WHAT THE TASK REQUIRES:
Print every record exactly as it appears. Leave the pictures out.

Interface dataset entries
------------------------------------------------------------------------

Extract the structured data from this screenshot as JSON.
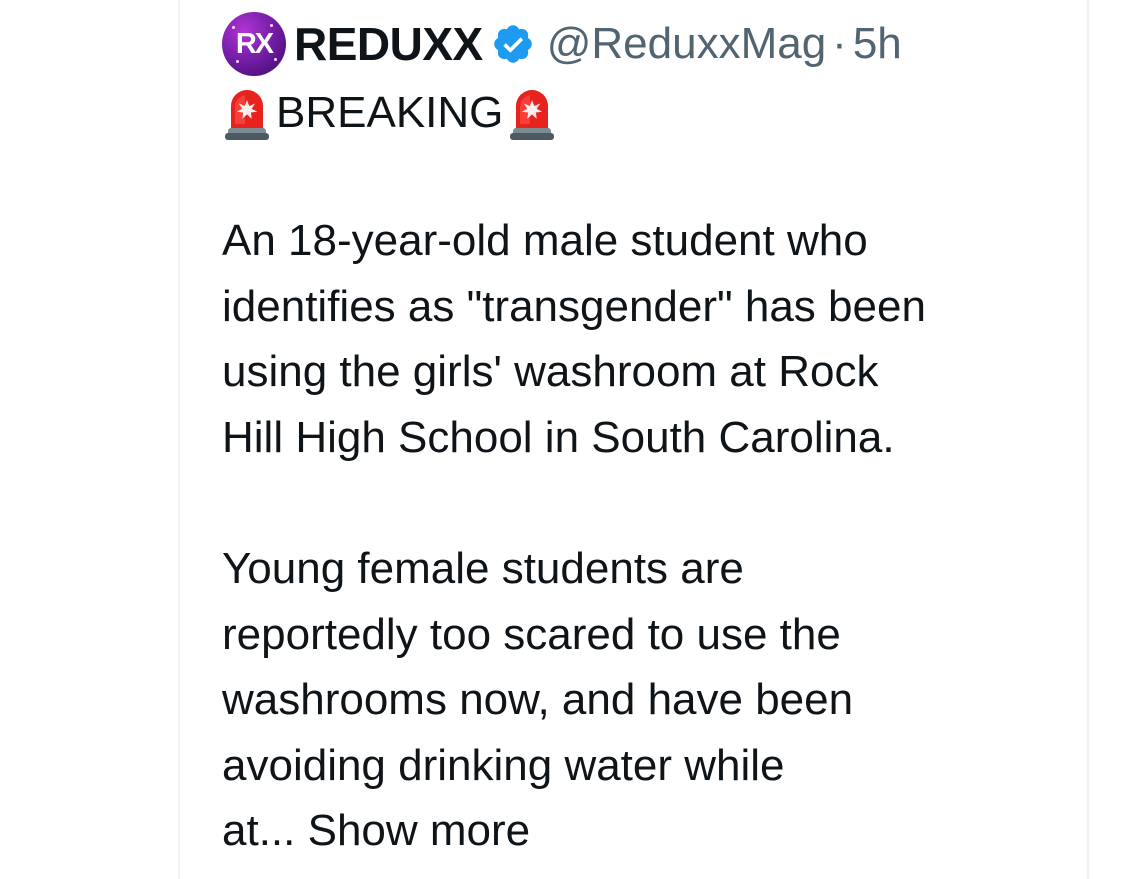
{
  "tweet": {
    "display_name": "REDUXX",
    "avatar_monogram": "RX",
    "handle": "@ReduxxMag",
    "separator": "·",
    "timestamp": "5h",
    "breaking_label": "BREAKING",
    "paragraph1_lines": [
      "An 18-year-old male student who",
      "identifies as \"transgender\" has been",
      "using the girls' washroom at Rock",
      "Hill High School in South Carolina."
    ],
    "paragraph2_lines": [
      "Young female students are",
      "reportedly too scared to use the",
      "washrooms now, and have been",
      "avoiding drinking water while"
    ],
    "last_line_prefix": "at...",
    "show_more": "Show more"
  },
  "colors": {
    "text": "#0f1419",
    "secondary": "#536471",
    "verified": "#1d9bf0",
    "divider": "#eff3f4",
    "siren_red": "#e8231f"
  },
  "icons": {
    "verified": "verified-badge-icon",
    "siren": "police-car-light-emoji"
  }
}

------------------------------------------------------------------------

WORKED SOLUTION:
Extract the structured data from this screenshot as JSON.
{
  "tweet": {
    "display_name": "REDUXX",
    "avatar_monogram": "RX",
    "handle": "@ReduxxMag",
    "separator": "·",
    "timestamp": "5h",
    "breaking_label": "BREAKING",
    "paragraph1_lines": [
      "An 18-year-old male student who",
      "identifies as \"transgender\" has been",
      "using the girls' washroom at Rock",
      "Hill High School in South Carolina."
    ],
    "paragraph2_lines": [
      "Young female students are",
      "reportedly too scared to use the",
      "washrooms now, and have been",
      "avoiding drinking water while"
    ],
    "last_line_prefix": "at...",
    "show_more": "Show more"
  },
  "colors": {
    "text": "#0f1419",
    "secondary": "#536471",
    "verified": "#1d9bf0",
    "divider": "#eff3f4",
    "siren_red": "#e8231f"
  },
  "icons": {
    "verified": "verified-badge-icon",
    "siren": "police-car-light-emoji"
  }
}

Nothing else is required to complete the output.